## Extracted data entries
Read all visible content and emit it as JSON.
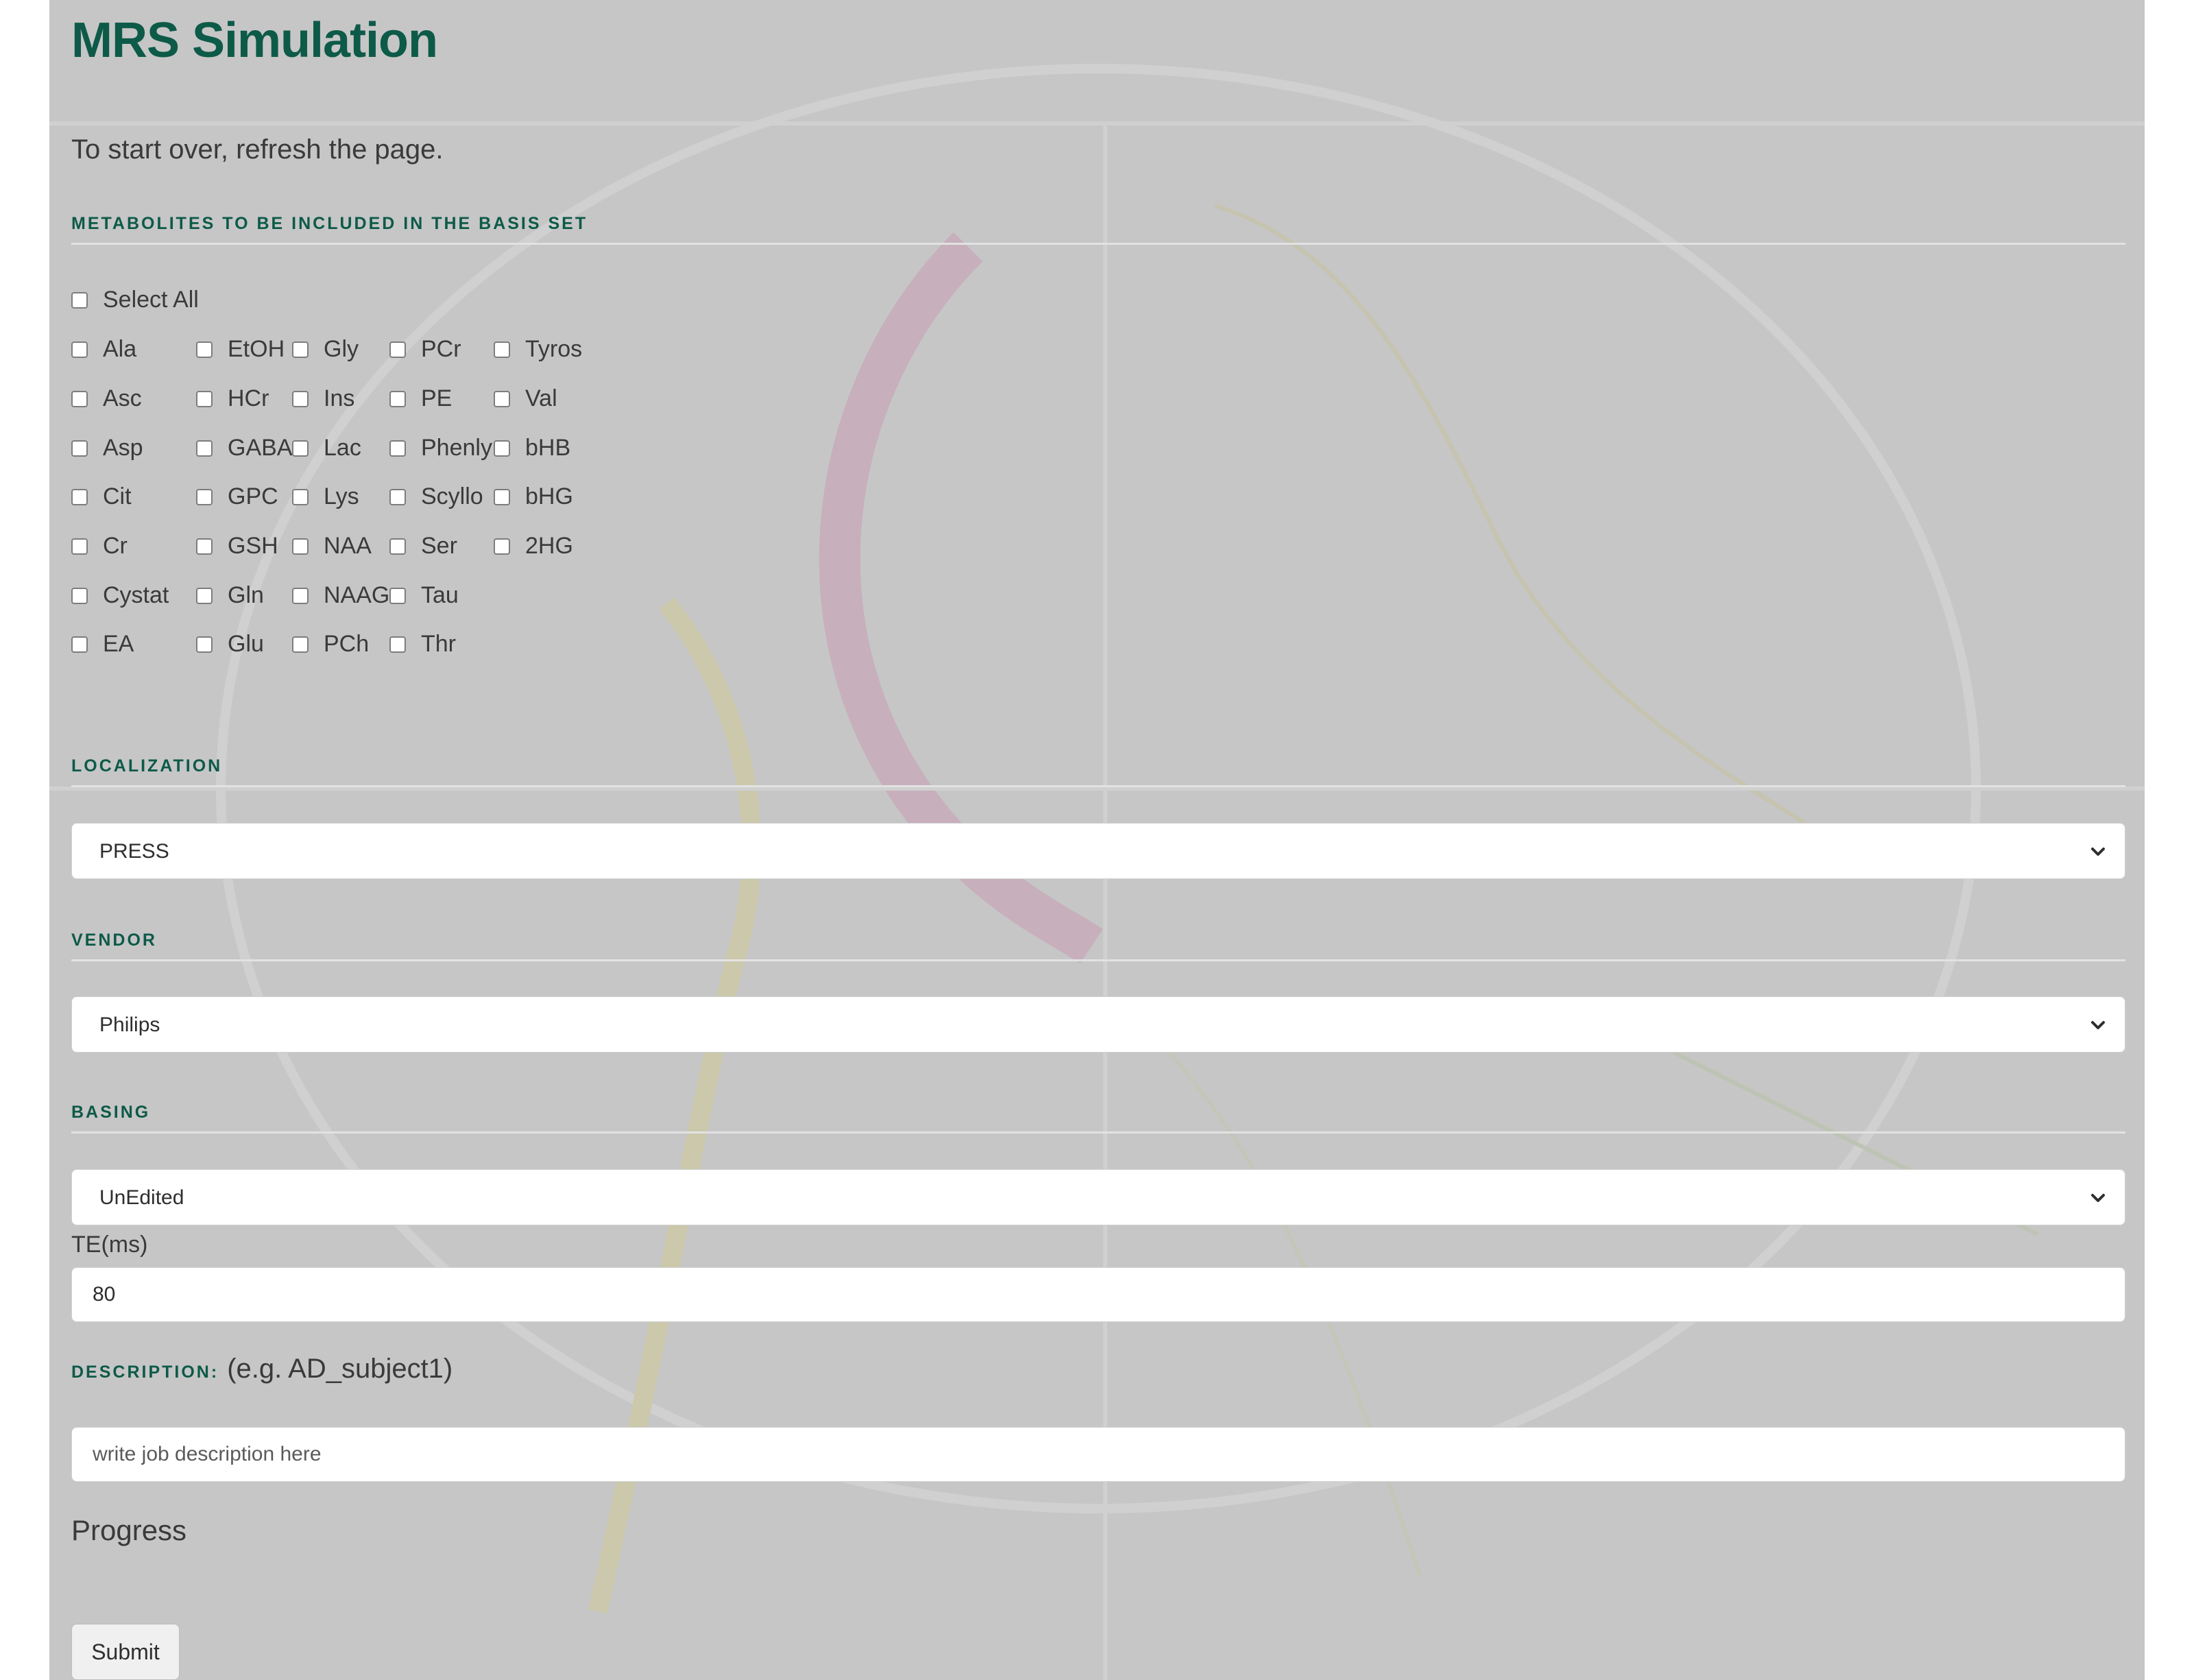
{
  "page": {
    "title": "MRS Simulation",
    "intro": "To start over, refresh the page."
  },
  "metabolites": {
    "section_label": "Metabolites to be included in the Basis Set",
    "select_all_label": "Select All",
    "columns": [
      [
        "Ala",
        "Asc",
        "Asp",
        "Cit",
        "Cr",
        "Cystat",
        "EA"
      ],
      [
        "EtOH",
        "HCr",
        "GABA",
        "GPC",
        "GSH",
        "Gln",
        "Glu"
      ],
      [
        "Gly",
        "Ins",
        "Lac",
        "Lys",
        "NAA",
        "NAAG",
        "PCh"
      ],
      [
        "PCr",
        "PE",
        "Phenly",
        "Scyllo",
        "Ser",
        "Tau",
        "Thr"
      ],
      [
        "Tyros",
        "Val",
        "bHB",
        "bHG",
        "2HG"
      ]
    ]
  },
  "localization": {
    "section_label": "Localization",
    "selected": "PRESS"
  },
  "vendor": {
    "section_label": "Vendor",
    "selected": "Philips"
  },
  "basing": {
    "section_label": "Basing",
    "selected": "UnEdited"
  },
  "te": {
    "label": "TE(ms)",
    "value": "80"
  },
  "description": {
    "section_label": "Description:",
    "hint": "(e.g. AD_subject1)",
    "placeholder": "write job description here"
  },
  "progress": {
    "heading": "Progress"
  },
  "actions": {
    "submit_label": "Submit"
  },
  "icons": {
    "dropdown": "chevron-down-icon"
  },
  "colors": {
    "accent": "#0d5a48",
    "panel_background": "#c6c6c6",
    "text": "#3a3a3a"
  }
}
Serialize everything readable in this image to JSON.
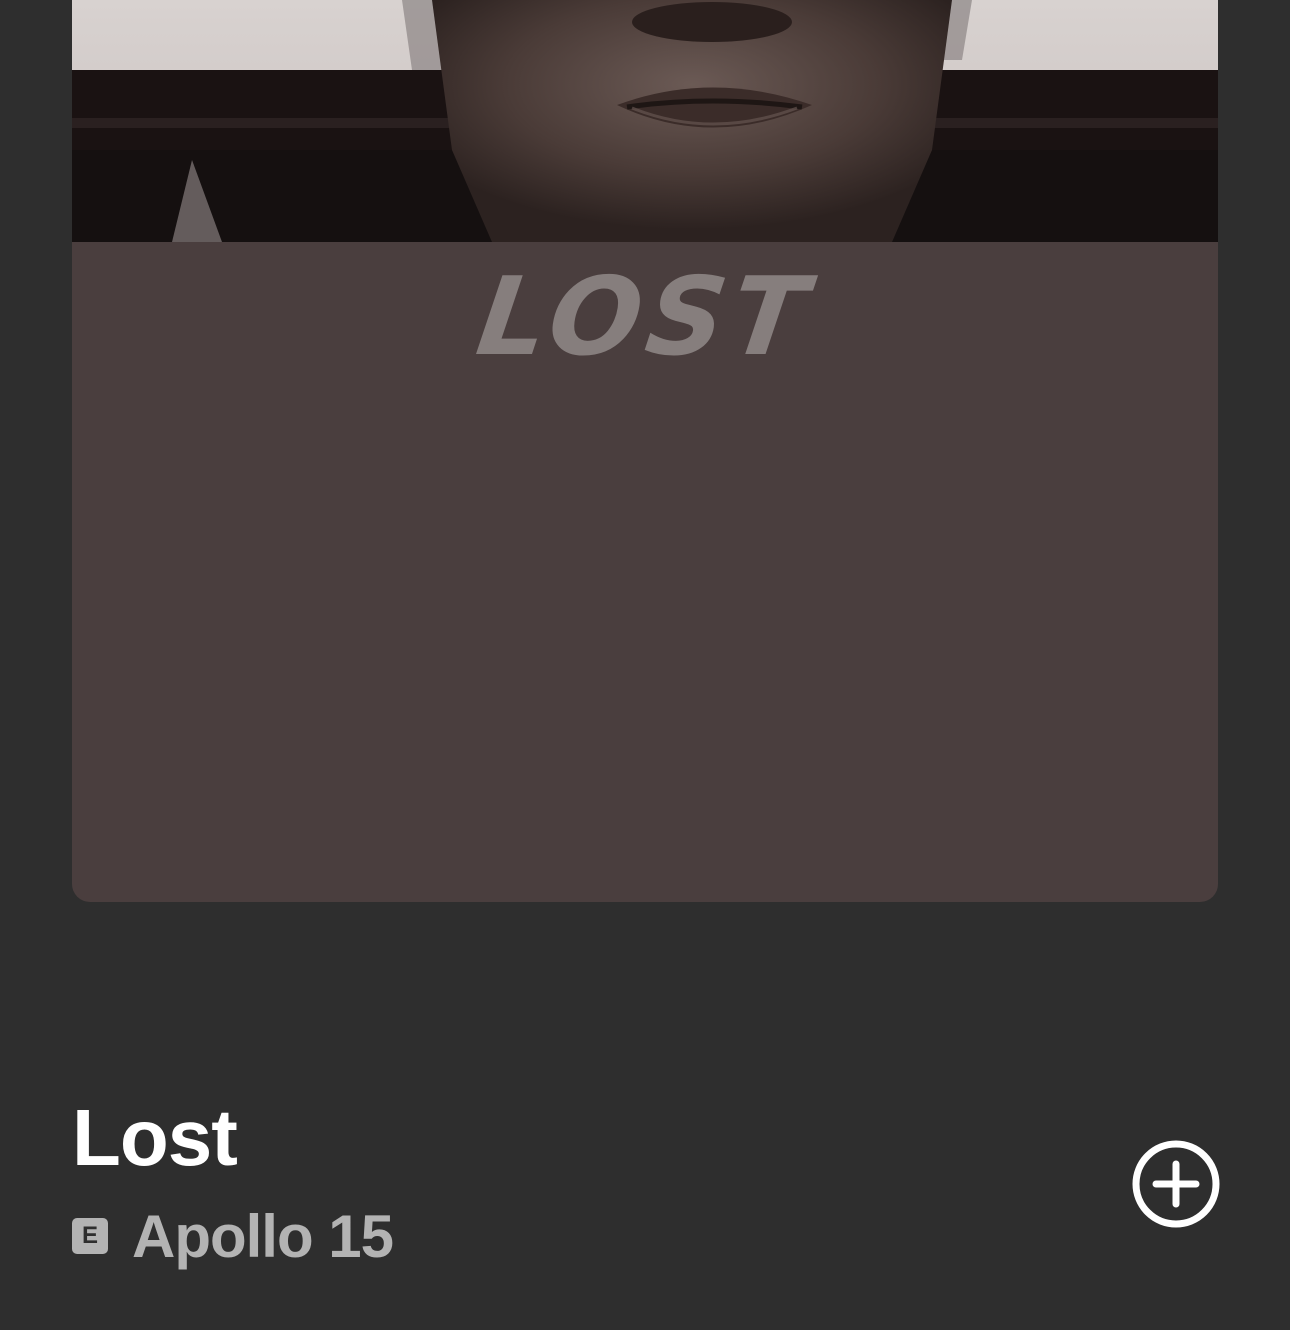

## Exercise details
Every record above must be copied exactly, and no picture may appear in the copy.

## Task response
Read all visible content and emit it as JSON.
{
  "page": {
    "title": "MRS Simulation",
    "intro": "To start over, refresh the page."
  },
  "metabolites": {
    "section_label": "Metabolites to be included in the Basis Set",
    "select_all_label": "Select All",
    "columns": [
      [
        "Ala",
        "Asc",
        "Asp",
        "Cit",
        "Cr",
        "Cystat",
        "EA"
      ],
      [
        "EtOH",
        "HCr",
        "GABA",
        "GPC",
        "GSH",
        "Gln",
        "Glu"
      ],
      [
        "Gly",
        "Ins",
        "Lac",
        "Lys",
        "NAA",
        "NAAG",
        "PCh"
      ],
      [
        "PCr",
        "PE",
        "Phenly",
        "Scyllo",
        "Ser",
        "Tau",
        "Thr"
      ],
      [
        "Tyros",
        "Val",
        "bHB",
        "bHG",
        "2HG"
      ]
    ]
  },
  "localization": {
    "section_label": "Localization",
    "selected": "PRESS"
  },
  "vendor": {
    "section_label": "Vendor",
    "selected": "Philips"
  },
  "basing": {
    "section_label": "Basing",
    "selected": "UnEdited"
  },
  "te": {
    "label": "TE(ms)",
    "value": "80"
  },
  "description": {
    "section_label": "Description:",
    "hint": "(e.g. AD_subject1)",
    "placeholder": "write job description here"
  },
  "progress": {
    "heading": "Progress"
  },
  "actions": {
    "submit_label": "Submit"
  },
  "icons": {
    "dropdown": "chevron-down-icon"
  },
  "colors": {
    "accent": "#0d5a48",
    "panel_background": "#c6c6c6",
    "text": "#3a3a3a"
  }
}
Serialize everything readable in this image to JSON.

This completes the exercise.